Latest articles


The not-so sexy side of genomics

Breeding: News Roundup from the October 23, 2017 issue of Canadian Cattlemen

New technologies are sexy if they meet three criteria: they open doors to new and wonderful things, they are disruptive, and they are profitable. Genomics is proving to be one of the sexiest technologies in history. All living things are based on DNA and so genomics, the study and manipulation of that DNA, can have […] Read more


cattle eating hay in the winter

Stretching your hay supply with straw

Feed: News Roundup from the October 23, 2017 issue of Canadian Cattlemen

Travis Peardon, the regional livestock specialist in Outlook, Sask., says few producers were reporting an abundance of hay this year, so he presumes many will be stretching what they do have with straw to get their cows through the winter. That being the case, Peardon recently prepared a short primer on straw-bolstered rations for producers […] Read more



cows eating pellets- Glen Nicoll

Albertans urged to test winter feeds

Feed: News Roundup from the October 23, 2017 issue of Canadian Cattlemen

Albertans are being advised to test their winter forage supplies this fall. “Livestock feed supplies are going to be tight in some areas of Alberta, while in other areas, quality may be an issue,” says Andrea Hanson, beef extension specialist with Alberta Agriculture and Forestry. Testing identifies the nutrients available so the ration can be […] Read more


TPP gets a shot in the arm

Trade: News Roundup from the October 23, 2017 issue of Canadian Cattlemen

On September 30 Global Affairs Canada gave the cattle industry a shot in the arm by officially opening consultations with the Canadian public over a renewed agreement with the remaining countries in the Trans-Pacific Partnership (TPP). The original agreement among 12 Asian-Pacific countries — Australia, Brunei, Canada, Chile, Japan, Malaysia, Mexico, New Zealand, Peru, Singapore, […] Read more



The economics of preg-checking

Research: News Roundup from the October 2017 issue of Canadian Cattlemen

The major economic benefit of preg-checking is the money saved by not wintering open cows. However, it has been noted that preg-checking is not always worthwhile, as the increased revenue due to higher prices for cows in the spring and the additional weights put on in the winter could more than offset winter feeding costs. […] Read more


Technology Access Centre chalks up its first year

Research: News Roundup from the October 2017 issue of Canadian Cattlemen

The Technology Access Centre (TAC) for Livestock Production at Olds College, Olds, Alta., has moved from a funding announcement little more than a year ago to a full-fledged service under the umbrella of the college’s applied research arm, the Centre for Innovation. TAC was established with a National Science and Engineering Research Council (NSERC) grant […] Read more

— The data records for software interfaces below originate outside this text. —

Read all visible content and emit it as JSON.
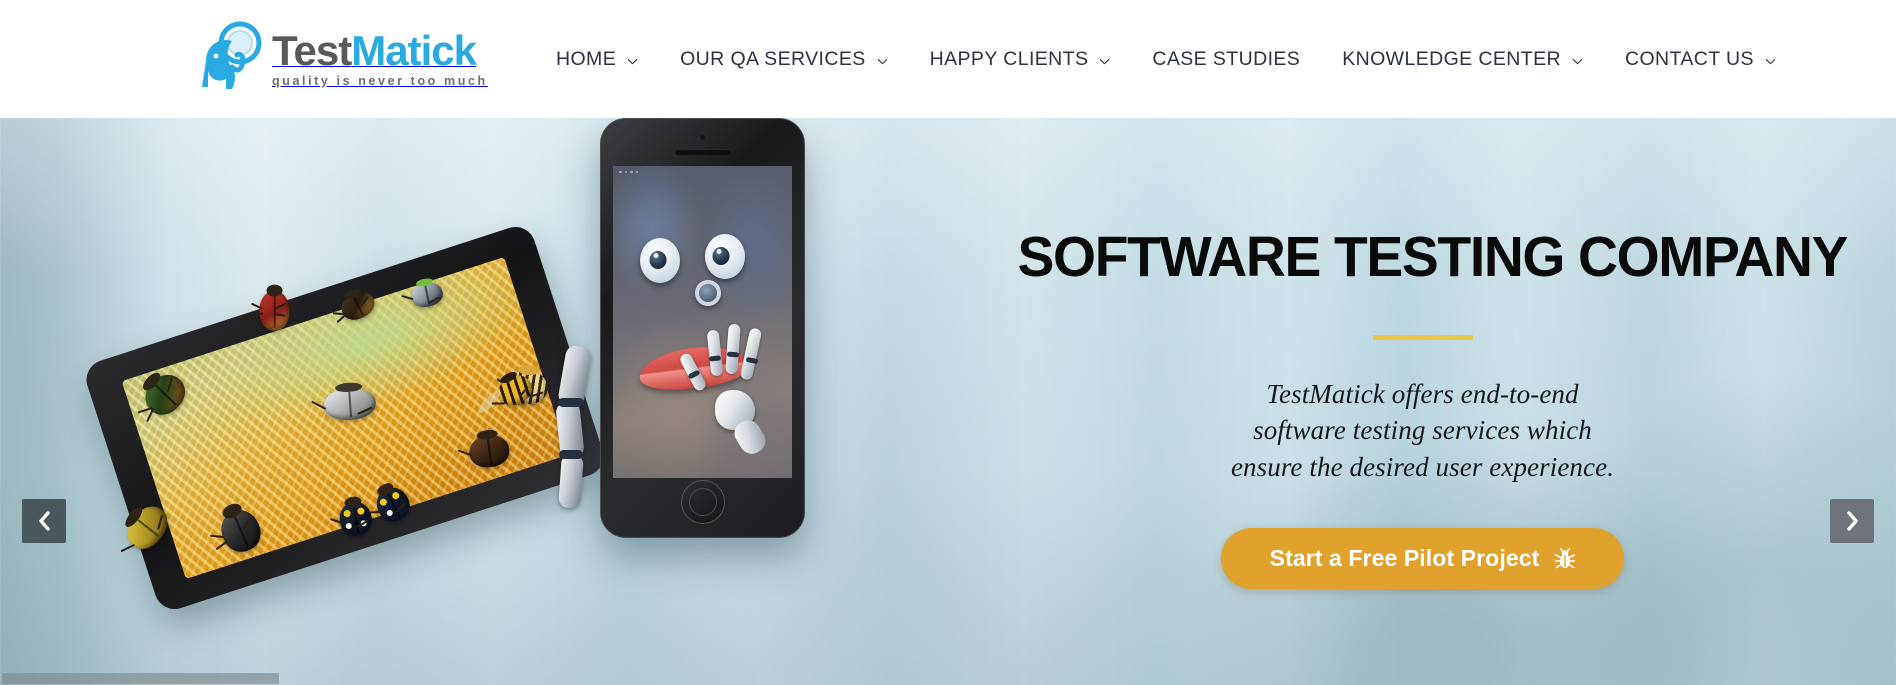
{
  "brand": {
    "name_part1": "Test",
    "name_part2": "Matick",
    "tagline": "quality is never too much",
    "logo_icon": "elephant-magnifier-logo",
    "color_gray": "#58595b",
    "color_blue": "#29abe2"
  },
  "nav": {
    "items": [
      {
        "label": "HOME",
        "has_dropdown": true
      },
      {
        "label": "OUR QA SERVICES",
        "has_dropdown": true
      },
      {
        "label": "HAPPY CLIENTS",
        "has_dropdown": true
      },
      {
        "label": "CASE STUDIES",
        "has_dropdown": false
      },
      {
        "label": "KNOWLEDGE CENTER",
        "has_dropdown": true
      },
      {
        "label": "CONTACT US",
        "has_dropdown": true
      }
    ]
  },
  "hero": {
    "title": "SOFTWARE TESTING COMPANY",
    "subtitle_line1": "TestMatick offers end-to-end",
    "subtitle_line2": "software testing services which",
    "subtitle_line3": "ensure the desired user experience.",
    "cta_label": "Start a Free Pilot Project",
    "cta_icon": "bug-icon",
    "cta_color": "#e0a12d",
    "divider_color": "#e9c84b",
    "prev_icon": "chevron-left-icon",
    "next_icon": "chevron-right-icon",
    "illustration_tablet": "tablet-with-beetles",
    "illustration_phone": "smartphone-with-cartoon-face-and-robot-hand",
    "background": "blurred-office-interior"
  },
  "scrollbar": {
    "orientation": "horizontal",
    "thumb_label": "horizontal-scroll-thumb"
  }
}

BI helps get cattle out of the fire zone

Community: News Roundup from the October 2017 issue of Canadian Cattlemen

Boehringer Ingelheim Animal Health has purchased a portable cattle handling system to help ranchers affected by the ongoing wildfires in British Columbia’s interior. The equipment includes a tub and chute on wheels and freestanding range panels, six feet high and 24 feet long, heavy enough to handle range cattle, says Maury Grant, Boehringer Ingelheim’s rep […] Read more


Fine tuning forage corn agronomics

Feed: News Roundup from the October 2017 issue of Canadian Cattlemen

The first year of a three-year corn silage study in Saskatchewan showed a trend toward yield differences between two seed brands across the province’s corn heat unit (CHU) zones. “One brand out-yielded the other in short-season zones and the other brand had the best yields in the longer-season zones,” says Dr. Joy Agnew, project manager […] Read more



cattle grazing a pasture with blue sky in the background

Be TRU to yourself

Education: News Roundup from the September 2017 issue of Canadian Cattlemen

I have been quite concerned over the last few years about the direction in which the agricultural industry is headed. We have been pushed down a road of quick fixes for quite some time. What we really need are long-term solutions to the problems. Environment and health care are two of the big issues we […] Read more


A close up on a nutrition facts label

U.S. group views Healthy Eating Strategy labels as trade barrier

Policy: News Roundup from the September 2017 issue of Canadian Cattlemen

While all of agriculture is focused on retaining market access to the U.S. and Mexico embedded in the North American Free Trade Agreement, the North American Meat Institute (NAMI) based in Washington, D.C., is just as concerned about proposed changes to Canada’s food labels. In an August 15 letter to United States Trade Representative Robert […] Read more